False friend alert! The Swedish word "novell" is the same as the English "short story".
Just remembered 'novel' is also roman in Russian. Anyone know about the etymology of this word (roman)?
From Old French romanz (“common language (as opposed to Latin)”), from Medieval Latin rōmānicē, Vulgar Latin *romanicē (“in the way of the Romans (as opposed to the Franks)”) from Latin rōmānicus rōmānus. The meaning “common language” changed into “book in common language” and then into “adventure novel”.
Yes, as well as roman has the second meaning - (love) affair in Russian. Sorry for offtopic
I just want to point out that roman in Swedish does not have that extra meaning – that would be romans.
Why is the translation '...reads a novel' not accepted? Does it really have to be 'is reading '?
Yes, this is something that annoys me too, but they seem to switch it up between levels so either is acceptable, I believe.
Thats the exact answer I gave and it said it was wrong that it should have been The lady is ready 1 novel ??!
In english I think it would be quite rare to say "reading a novel" without a categorisation of the style e.g. romance novel, crime novel...would this be the same in Swedish?
I'd say no. It's perfectly fine to just say "... läser en roman.", or even "... läser en bok.".

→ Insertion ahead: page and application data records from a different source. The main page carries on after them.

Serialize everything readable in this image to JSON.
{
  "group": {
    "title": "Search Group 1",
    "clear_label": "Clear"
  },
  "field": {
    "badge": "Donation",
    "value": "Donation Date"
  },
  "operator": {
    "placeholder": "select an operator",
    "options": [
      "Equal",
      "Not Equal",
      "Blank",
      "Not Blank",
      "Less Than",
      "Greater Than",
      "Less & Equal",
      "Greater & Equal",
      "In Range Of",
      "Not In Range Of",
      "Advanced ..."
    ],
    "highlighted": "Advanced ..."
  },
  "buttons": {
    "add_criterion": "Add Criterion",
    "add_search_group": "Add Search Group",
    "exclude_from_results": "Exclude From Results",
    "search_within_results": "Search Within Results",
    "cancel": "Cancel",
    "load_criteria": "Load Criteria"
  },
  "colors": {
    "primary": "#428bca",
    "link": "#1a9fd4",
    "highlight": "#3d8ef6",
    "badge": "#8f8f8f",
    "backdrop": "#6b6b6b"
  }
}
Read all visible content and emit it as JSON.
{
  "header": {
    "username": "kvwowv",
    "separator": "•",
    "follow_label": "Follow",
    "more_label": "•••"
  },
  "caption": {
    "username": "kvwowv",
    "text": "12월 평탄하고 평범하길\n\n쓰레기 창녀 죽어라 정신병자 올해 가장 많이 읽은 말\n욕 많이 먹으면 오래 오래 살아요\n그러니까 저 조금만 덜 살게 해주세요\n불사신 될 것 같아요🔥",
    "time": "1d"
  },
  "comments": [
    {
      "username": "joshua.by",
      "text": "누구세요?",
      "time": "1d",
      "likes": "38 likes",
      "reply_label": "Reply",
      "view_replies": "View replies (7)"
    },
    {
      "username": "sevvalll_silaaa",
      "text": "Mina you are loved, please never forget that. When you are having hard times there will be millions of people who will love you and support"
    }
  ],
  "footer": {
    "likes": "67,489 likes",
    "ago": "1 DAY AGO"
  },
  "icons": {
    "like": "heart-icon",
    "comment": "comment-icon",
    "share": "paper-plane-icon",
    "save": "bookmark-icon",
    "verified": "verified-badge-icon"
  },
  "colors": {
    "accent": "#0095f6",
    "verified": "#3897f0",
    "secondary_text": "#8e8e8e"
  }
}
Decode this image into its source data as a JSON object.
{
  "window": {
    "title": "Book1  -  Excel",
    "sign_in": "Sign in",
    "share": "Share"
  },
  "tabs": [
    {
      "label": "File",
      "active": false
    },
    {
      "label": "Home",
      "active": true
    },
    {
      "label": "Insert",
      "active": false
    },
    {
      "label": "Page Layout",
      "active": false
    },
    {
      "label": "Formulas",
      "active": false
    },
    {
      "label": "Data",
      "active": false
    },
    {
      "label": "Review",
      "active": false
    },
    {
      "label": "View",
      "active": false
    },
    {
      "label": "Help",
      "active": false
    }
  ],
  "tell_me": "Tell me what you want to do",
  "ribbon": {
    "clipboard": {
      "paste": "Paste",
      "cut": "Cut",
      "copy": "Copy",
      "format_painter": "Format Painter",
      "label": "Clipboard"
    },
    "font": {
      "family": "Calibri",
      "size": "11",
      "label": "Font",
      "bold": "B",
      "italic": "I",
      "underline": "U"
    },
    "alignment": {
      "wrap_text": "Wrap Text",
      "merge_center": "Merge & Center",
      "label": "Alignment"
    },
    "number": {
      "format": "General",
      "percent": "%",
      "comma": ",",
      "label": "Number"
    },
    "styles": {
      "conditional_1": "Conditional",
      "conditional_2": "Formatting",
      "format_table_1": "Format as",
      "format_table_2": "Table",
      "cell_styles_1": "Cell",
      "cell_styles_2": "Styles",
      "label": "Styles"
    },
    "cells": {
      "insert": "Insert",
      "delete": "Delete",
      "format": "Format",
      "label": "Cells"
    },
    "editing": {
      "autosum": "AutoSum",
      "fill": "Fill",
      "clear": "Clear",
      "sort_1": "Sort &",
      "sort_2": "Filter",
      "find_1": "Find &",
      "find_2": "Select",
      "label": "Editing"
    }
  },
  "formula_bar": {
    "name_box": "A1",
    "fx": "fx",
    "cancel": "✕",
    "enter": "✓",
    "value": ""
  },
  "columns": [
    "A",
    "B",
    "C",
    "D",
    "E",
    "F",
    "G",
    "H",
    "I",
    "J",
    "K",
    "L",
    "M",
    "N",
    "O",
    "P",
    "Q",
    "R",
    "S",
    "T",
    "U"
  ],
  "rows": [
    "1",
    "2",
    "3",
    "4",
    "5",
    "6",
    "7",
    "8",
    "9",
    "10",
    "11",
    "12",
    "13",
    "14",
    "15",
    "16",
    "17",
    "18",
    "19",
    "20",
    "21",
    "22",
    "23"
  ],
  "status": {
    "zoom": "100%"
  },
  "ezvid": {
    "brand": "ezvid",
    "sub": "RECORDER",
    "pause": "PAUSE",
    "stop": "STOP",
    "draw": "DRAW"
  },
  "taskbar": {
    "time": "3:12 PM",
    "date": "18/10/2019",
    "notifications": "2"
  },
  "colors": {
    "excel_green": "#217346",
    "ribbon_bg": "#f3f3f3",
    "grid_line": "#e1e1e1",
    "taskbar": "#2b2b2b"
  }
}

Btw, the Swedish word for crime novel is deckare. Note that there is no roman there. Just deckare. So you would say "Kvinnan läser en deckare.".